    We are slipping rapidly as a nation. The Social Progress Index, a meticulous study of social well-being ranking 146 nations, shows we not even in the top tier of countries. . We’ve slipped 5 places in the last two years - down to 25th - moving below Portugal, Slovenia, Singapore and S Korea. Only Yemen, Turkey and Thailand are sinking faster.

    The fundamental cause is a political system that is rigged to work for "rich special interests” 78% of the time, and not to work in any statistically significant way for the interests of regular citizens. (Princeton/Northwestern Study 2014: Martin Gilens/Benjamin Page). And there's a comprehensive apolitical analysis of how this has happened, jointly led by Harvard Business School's leading business strategy professor, at:

    This is the place to start to address our gun control, opioid addiction, health care, climate change, income disparity (etc.) crises. They are all situations where the will of the majority has been and still is systematically sidestepped. If we change our electoral system and some of the rules and practices on Capitol Hill, we can get our democracy back! The corollary from the above research is that until this happens, most other efforts are a waste of time. So the campaign for this change is probably more important than any other! For anyone preferring to hear and see the explanation, there was an introduction to this at a forum in Brewster a few weeks ago:

  3. Yes, we have the best Congress that money can buy, and so the lobbyists seem to outweigh the public good most of the time.

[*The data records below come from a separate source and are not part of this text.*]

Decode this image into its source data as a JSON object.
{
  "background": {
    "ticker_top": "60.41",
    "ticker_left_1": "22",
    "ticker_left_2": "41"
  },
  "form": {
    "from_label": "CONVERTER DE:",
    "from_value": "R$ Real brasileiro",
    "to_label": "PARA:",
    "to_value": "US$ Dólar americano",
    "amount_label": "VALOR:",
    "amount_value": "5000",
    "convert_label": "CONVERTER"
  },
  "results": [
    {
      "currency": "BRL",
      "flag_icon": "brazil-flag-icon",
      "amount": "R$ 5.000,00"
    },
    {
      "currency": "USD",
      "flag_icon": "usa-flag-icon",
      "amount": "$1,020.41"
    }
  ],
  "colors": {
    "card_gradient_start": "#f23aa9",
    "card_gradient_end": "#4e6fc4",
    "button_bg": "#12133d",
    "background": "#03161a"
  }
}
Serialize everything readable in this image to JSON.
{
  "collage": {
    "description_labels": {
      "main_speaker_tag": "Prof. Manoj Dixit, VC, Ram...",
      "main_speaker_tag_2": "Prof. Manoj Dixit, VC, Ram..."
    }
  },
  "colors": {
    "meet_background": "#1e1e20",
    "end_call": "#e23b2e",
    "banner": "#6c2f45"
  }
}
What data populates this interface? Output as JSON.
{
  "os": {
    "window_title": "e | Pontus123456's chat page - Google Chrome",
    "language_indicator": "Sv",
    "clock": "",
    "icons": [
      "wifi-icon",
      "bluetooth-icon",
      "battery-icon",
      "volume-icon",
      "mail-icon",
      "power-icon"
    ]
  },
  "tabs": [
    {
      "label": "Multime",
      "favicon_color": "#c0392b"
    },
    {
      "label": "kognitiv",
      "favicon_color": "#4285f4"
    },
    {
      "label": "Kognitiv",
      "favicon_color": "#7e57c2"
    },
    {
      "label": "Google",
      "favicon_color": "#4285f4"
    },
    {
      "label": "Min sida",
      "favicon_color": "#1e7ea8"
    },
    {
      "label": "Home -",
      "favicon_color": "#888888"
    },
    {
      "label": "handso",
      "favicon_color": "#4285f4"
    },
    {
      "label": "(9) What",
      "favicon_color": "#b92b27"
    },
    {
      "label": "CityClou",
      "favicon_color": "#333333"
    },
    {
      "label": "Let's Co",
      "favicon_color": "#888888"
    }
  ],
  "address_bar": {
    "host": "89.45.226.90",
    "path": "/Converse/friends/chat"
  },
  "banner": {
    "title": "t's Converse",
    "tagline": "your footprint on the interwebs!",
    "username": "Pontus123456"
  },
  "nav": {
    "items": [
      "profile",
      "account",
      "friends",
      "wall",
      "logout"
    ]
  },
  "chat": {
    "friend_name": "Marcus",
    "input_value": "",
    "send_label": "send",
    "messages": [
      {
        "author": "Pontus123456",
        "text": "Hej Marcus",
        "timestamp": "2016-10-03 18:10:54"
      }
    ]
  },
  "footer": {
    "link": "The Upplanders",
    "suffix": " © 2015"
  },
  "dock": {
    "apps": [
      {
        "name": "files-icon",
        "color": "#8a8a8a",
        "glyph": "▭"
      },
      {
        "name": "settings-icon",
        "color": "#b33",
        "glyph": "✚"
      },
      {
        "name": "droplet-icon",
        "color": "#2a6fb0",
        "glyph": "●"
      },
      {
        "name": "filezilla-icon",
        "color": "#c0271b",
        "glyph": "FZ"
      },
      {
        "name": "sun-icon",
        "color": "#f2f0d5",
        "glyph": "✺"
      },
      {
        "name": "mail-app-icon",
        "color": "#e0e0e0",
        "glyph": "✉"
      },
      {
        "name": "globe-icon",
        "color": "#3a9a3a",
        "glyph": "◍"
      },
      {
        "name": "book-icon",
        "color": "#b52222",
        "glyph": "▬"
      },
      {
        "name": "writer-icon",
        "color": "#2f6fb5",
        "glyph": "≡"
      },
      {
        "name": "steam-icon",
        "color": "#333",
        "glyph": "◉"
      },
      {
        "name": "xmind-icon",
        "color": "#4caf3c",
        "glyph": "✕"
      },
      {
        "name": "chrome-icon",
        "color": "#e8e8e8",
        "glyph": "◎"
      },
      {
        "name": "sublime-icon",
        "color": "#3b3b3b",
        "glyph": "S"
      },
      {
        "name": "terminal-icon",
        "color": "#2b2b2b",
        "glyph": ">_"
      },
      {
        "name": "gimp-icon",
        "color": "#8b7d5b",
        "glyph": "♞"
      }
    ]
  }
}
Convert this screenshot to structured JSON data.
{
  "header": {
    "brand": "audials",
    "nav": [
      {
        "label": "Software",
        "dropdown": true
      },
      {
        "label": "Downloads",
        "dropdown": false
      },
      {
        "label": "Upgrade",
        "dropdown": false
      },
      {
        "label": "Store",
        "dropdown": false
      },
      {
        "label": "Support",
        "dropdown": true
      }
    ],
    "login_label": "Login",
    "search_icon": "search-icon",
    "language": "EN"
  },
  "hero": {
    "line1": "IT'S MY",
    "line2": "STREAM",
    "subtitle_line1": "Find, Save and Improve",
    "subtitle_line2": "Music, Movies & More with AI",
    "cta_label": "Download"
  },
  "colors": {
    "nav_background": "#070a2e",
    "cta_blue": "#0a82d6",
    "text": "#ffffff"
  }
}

Term limits would be a good start but imagine getting THAT through Congress!